Your user data on your hard drive is encrypted (and MACd) to prevent unauthorized reading, and to detect modifications. Latter part means an attacker could wipe your whole disk and write own stuff there, but replacing single files etc. with something sane is not possible.
If /boot is encrypted too ("if", because many instructions leave /boot unencrypted), what for? To prevent reading Grub (it's a known software)? No. To prevent malicious modifications? Maybe, but nothing stops me (let's say I'm the attacker) from overwriting the "whole" Grub partition with my own malicious bootloader (or supply a second disk with an own bootloader). I don't know your own files, but I know how to make a /boot partition. ... Meaning, you lost. My own bootloader can take over the computer as soon as you turn it on, and spy on your HDD key later.
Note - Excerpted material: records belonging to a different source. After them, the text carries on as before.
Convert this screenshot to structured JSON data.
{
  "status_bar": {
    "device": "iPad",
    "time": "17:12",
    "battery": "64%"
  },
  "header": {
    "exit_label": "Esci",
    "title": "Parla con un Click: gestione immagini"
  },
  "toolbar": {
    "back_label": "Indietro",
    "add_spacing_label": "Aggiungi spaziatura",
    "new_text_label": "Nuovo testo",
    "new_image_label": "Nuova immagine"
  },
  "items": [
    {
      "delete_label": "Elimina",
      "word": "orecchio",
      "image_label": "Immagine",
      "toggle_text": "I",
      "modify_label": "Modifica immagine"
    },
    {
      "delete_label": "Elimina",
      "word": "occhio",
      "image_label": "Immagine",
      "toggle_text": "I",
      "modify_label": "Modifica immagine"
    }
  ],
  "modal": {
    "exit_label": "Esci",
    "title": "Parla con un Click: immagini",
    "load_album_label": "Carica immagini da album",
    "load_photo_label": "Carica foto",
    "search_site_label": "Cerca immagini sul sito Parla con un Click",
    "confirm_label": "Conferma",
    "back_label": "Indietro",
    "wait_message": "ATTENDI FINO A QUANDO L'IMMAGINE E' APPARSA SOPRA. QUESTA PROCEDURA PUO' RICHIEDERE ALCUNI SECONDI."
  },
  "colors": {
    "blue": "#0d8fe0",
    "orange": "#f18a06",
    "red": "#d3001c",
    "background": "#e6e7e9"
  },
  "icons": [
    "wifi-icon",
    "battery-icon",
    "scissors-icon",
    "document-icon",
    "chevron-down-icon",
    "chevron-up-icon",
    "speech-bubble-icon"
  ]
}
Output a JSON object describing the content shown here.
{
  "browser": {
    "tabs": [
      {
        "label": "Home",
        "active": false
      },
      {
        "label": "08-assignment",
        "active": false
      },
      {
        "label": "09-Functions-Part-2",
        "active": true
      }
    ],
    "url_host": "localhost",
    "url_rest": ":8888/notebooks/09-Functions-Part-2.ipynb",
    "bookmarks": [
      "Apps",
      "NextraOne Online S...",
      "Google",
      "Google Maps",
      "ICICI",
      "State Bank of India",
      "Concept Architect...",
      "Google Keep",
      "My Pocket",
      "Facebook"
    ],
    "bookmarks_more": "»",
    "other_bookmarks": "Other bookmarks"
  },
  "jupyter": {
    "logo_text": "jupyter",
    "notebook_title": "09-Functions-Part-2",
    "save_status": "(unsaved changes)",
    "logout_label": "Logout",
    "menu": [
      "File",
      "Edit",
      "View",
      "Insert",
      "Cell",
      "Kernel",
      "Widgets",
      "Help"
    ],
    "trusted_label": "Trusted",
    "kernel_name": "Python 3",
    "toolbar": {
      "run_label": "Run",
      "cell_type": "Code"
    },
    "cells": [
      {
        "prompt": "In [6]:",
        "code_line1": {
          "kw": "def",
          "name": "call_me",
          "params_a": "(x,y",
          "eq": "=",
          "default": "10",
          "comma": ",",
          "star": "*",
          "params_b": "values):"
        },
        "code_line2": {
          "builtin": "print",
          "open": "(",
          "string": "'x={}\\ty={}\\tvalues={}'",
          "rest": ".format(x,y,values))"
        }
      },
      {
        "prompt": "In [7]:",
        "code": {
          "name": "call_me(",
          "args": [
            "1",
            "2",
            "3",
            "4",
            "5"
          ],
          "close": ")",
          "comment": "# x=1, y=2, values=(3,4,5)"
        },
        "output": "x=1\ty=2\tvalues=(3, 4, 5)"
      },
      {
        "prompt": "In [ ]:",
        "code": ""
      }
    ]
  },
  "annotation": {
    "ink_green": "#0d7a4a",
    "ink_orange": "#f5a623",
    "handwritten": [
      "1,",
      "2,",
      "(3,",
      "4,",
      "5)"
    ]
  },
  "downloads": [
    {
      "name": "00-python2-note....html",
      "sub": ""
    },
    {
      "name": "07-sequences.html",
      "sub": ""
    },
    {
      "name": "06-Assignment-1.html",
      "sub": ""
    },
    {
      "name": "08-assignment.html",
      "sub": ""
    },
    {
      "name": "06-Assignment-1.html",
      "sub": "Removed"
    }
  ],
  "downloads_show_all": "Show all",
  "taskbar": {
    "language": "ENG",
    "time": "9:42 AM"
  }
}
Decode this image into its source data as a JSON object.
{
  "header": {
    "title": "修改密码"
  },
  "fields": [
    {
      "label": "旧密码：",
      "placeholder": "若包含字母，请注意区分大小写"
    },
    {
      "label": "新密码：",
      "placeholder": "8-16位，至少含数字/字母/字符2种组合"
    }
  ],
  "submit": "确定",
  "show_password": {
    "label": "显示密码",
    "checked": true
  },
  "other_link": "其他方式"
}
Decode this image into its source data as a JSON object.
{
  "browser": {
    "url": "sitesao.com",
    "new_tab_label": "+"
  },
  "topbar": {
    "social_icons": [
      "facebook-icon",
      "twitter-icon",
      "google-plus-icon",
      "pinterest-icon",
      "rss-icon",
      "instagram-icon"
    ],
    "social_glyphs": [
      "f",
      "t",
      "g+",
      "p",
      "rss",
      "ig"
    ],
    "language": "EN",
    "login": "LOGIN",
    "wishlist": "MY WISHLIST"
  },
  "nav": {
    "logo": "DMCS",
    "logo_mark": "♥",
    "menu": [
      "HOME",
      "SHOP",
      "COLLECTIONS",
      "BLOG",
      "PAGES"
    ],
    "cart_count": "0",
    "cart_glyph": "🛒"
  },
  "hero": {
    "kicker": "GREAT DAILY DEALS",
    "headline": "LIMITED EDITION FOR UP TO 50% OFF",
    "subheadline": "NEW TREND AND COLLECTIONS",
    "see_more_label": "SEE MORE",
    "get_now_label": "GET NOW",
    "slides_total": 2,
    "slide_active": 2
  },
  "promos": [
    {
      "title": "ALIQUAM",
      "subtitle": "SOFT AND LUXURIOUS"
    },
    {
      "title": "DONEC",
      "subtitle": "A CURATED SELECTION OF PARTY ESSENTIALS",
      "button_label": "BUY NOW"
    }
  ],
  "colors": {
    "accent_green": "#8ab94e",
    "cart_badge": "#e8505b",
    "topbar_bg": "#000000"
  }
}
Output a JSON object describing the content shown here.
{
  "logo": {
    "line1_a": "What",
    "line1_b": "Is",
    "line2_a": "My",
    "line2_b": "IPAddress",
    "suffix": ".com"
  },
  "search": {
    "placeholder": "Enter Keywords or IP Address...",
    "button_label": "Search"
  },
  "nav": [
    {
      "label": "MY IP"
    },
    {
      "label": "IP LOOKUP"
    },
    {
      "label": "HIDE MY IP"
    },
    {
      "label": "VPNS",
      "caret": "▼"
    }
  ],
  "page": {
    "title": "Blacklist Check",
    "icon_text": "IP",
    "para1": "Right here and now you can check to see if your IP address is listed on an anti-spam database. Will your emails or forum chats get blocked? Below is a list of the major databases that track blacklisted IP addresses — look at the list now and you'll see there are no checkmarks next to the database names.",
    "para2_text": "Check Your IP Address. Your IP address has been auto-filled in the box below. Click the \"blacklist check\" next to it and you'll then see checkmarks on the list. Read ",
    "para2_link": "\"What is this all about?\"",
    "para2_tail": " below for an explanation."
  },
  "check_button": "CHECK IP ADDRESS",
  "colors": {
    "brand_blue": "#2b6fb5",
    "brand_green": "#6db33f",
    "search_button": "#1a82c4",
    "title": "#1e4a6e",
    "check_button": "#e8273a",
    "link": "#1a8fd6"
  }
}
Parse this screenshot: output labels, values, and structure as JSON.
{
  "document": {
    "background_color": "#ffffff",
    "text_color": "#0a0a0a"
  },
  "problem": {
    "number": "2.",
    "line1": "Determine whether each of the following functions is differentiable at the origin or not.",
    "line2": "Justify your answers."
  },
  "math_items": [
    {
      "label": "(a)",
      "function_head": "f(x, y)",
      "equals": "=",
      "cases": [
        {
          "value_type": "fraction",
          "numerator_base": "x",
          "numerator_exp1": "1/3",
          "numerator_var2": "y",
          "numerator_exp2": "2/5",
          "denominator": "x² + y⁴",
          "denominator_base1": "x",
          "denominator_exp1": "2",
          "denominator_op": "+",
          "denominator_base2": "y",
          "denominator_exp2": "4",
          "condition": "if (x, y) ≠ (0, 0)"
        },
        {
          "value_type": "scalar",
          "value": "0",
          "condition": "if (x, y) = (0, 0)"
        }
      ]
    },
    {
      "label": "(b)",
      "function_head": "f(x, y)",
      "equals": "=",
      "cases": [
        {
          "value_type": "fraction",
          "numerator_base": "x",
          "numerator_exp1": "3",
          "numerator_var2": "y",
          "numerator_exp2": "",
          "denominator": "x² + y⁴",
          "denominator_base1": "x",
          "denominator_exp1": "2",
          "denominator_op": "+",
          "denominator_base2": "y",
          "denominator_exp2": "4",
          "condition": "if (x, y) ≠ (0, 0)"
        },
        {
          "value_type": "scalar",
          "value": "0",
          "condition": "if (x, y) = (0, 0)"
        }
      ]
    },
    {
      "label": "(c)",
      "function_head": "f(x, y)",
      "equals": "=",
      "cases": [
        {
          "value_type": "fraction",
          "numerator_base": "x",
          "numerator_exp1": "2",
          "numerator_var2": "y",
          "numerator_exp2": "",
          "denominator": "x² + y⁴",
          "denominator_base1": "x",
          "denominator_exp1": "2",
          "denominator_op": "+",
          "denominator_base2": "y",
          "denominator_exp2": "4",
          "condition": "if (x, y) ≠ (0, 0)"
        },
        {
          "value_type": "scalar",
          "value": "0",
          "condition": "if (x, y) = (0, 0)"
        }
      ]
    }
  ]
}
About GRUBs configuration console, preventing access without password does make sense in a specific situation: The attacker can not access the hard drive. Think ATM. (If he can, as said above, the password is useless too.)
Similar for your UEFI settings password: If I can access the hardware (replacing mainboards, flashing chips, ...), it's completely useless.
Bottom line, what do you want?
Protect your files from being read, but if your computer gets stolen you can't ever trust it anymore (even if you get it back)? Keep the disk encryption, and ignore the rest.
Protect your computer from being stolen and/or modified? Use all and put it into a safe, with a radiation shield and much more.
Somethine else? Impossible.